What: After nearly three years of delays, DWP finally publishes figures which show how many benefit claimants died while claiming out-of-work benefits. The two sets of data show mortality statistics for out-of-work disability benefit claimants, and death rates for all out-of-work benefit claimants. Activists had been calling on DWP to publish updated statistics since November 2012, in an effort to prove the WCA was so damaging that it was causing deaths. The figures show that, of the two million people who had gone through a WCA and had received an ESA decision between 1 May 2010 and 28 Feb 2013, nearly 41,000 had died within a year of that decision. They also show that, between December 2011 and February 2014, 81,140 people died while claiming ESA or incapacity benefit (IB). And 2,650 ESA and IB claimants died soon after being found “fit for work” following a WCA. Another 7,200 died after being placed in the ESA work-related activity group (WRAG), for claimants the government had decided were well enough to move back towards work. DWP insists that it is not possible to assume any “causal effect between benefits and mortality” from the “isolated figures” it had published, which “provide limited scope for analysis”. It insists that “nothing can be gained from this publication that would allow the reader to form any judgement as to the effects or impacts of the WCA”.

Why significant: Still not clear today exactly what the figures show. The evidence showing a link between the IB reassessment programme and the deaths of claimants was to come from outside DWP [see 16 November 2015].


'Mortality statistics: ESA, IB and SDA claimants', DWP

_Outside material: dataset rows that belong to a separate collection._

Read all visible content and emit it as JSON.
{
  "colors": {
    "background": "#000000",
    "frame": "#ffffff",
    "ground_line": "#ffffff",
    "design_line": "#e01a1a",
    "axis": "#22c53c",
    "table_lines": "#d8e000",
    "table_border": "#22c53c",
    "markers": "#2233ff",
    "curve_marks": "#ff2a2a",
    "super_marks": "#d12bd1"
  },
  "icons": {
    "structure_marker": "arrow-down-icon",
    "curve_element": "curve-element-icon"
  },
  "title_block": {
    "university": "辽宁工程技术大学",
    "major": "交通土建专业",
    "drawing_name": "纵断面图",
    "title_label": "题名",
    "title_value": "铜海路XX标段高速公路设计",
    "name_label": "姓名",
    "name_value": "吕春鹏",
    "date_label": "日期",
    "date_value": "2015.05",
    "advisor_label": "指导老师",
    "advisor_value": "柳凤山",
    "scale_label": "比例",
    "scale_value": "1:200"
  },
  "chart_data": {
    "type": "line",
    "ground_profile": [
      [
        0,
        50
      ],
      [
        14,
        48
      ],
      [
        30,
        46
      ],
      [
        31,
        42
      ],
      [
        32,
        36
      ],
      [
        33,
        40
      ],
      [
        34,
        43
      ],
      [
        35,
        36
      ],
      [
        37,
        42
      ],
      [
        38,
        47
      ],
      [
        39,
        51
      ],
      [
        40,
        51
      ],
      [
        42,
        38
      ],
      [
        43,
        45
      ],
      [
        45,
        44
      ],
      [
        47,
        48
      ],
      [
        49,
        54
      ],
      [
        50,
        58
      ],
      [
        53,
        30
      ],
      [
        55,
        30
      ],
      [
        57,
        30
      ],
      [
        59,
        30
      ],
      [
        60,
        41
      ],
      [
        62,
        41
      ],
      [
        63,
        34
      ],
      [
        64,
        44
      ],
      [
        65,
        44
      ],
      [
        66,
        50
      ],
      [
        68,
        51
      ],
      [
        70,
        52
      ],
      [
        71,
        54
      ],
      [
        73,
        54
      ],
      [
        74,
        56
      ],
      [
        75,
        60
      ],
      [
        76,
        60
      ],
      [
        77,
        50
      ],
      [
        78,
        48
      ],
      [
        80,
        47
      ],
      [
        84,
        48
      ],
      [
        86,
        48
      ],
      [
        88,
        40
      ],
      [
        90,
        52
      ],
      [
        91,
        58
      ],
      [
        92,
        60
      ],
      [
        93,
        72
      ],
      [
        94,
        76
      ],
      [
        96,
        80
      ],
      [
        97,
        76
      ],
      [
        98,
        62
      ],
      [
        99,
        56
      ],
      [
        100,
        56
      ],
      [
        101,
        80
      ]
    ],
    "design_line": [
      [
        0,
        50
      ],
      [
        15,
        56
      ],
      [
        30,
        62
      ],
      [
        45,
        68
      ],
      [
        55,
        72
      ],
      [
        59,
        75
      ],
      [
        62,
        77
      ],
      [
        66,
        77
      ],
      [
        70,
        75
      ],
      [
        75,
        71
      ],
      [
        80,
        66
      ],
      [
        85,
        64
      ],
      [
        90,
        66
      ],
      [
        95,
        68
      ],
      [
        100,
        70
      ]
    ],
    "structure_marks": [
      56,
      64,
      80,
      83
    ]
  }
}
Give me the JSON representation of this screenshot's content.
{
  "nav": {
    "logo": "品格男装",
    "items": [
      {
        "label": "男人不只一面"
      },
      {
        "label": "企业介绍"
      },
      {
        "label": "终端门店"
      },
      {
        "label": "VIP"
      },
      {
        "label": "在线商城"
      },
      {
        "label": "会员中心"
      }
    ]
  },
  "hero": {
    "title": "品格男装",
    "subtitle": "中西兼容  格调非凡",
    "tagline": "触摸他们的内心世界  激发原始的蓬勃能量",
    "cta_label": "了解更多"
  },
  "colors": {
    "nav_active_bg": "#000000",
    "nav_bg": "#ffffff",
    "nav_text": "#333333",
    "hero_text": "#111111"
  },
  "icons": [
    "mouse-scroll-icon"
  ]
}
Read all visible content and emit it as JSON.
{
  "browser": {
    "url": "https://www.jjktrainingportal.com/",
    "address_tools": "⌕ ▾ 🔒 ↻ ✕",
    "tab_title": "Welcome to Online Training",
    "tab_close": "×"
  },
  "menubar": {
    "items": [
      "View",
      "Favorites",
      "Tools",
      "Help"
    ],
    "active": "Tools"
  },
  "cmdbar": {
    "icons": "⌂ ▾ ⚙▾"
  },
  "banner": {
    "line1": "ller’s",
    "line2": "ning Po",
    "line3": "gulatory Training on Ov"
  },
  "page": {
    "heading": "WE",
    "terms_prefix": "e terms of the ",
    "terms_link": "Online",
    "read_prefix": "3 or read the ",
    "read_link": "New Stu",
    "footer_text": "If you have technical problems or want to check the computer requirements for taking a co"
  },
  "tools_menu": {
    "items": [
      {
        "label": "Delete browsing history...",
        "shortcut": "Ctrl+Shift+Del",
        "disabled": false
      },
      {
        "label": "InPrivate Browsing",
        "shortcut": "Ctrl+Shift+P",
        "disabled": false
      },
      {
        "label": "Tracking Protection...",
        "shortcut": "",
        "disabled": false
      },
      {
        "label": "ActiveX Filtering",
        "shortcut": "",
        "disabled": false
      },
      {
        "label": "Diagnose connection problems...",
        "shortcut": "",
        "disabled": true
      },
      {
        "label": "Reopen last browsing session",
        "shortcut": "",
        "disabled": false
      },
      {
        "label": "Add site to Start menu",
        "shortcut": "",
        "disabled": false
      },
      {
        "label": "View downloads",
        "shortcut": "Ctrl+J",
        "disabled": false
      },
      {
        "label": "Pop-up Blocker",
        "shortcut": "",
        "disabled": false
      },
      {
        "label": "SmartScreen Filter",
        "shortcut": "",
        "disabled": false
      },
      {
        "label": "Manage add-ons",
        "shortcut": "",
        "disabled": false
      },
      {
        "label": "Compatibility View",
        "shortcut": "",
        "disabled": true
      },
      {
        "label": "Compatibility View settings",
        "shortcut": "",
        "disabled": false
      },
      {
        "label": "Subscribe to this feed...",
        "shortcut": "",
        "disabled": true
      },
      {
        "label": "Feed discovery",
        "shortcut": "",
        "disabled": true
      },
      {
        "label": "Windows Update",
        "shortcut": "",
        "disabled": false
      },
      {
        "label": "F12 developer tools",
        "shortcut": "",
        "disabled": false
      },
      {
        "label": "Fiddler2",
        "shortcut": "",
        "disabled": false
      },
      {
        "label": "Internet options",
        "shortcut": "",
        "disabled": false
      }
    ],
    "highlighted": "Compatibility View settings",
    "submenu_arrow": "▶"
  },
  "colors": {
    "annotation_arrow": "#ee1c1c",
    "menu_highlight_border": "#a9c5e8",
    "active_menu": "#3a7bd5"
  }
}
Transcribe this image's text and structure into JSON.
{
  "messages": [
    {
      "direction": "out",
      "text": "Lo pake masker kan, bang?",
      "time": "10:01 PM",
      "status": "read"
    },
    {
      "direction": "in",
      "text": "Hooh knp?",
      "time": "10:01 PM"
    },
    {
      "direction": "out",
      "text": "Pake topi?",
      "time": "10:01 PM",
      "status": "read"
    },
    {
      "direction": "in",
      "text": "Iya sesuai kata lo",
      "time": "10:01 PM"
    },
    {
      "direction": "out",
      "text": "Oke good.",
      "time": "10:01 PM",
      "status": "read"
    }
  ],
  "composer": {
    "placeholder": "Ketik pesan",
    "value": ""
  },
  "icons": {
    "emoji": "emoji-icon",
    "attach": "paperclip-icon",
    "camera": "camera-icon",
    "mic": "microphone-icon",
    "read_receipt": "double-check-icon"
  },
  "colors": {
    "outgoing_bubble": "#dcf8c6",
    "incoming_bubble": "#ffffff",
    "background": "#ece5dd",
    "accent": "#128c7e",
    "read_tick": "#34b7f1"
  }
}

'Mortality statistics: out-of-work benefit claimants, March 2003 to February 2014', DWP
'Long-awaited deaths stats ‘do not tell the whole story’', Pring, 2015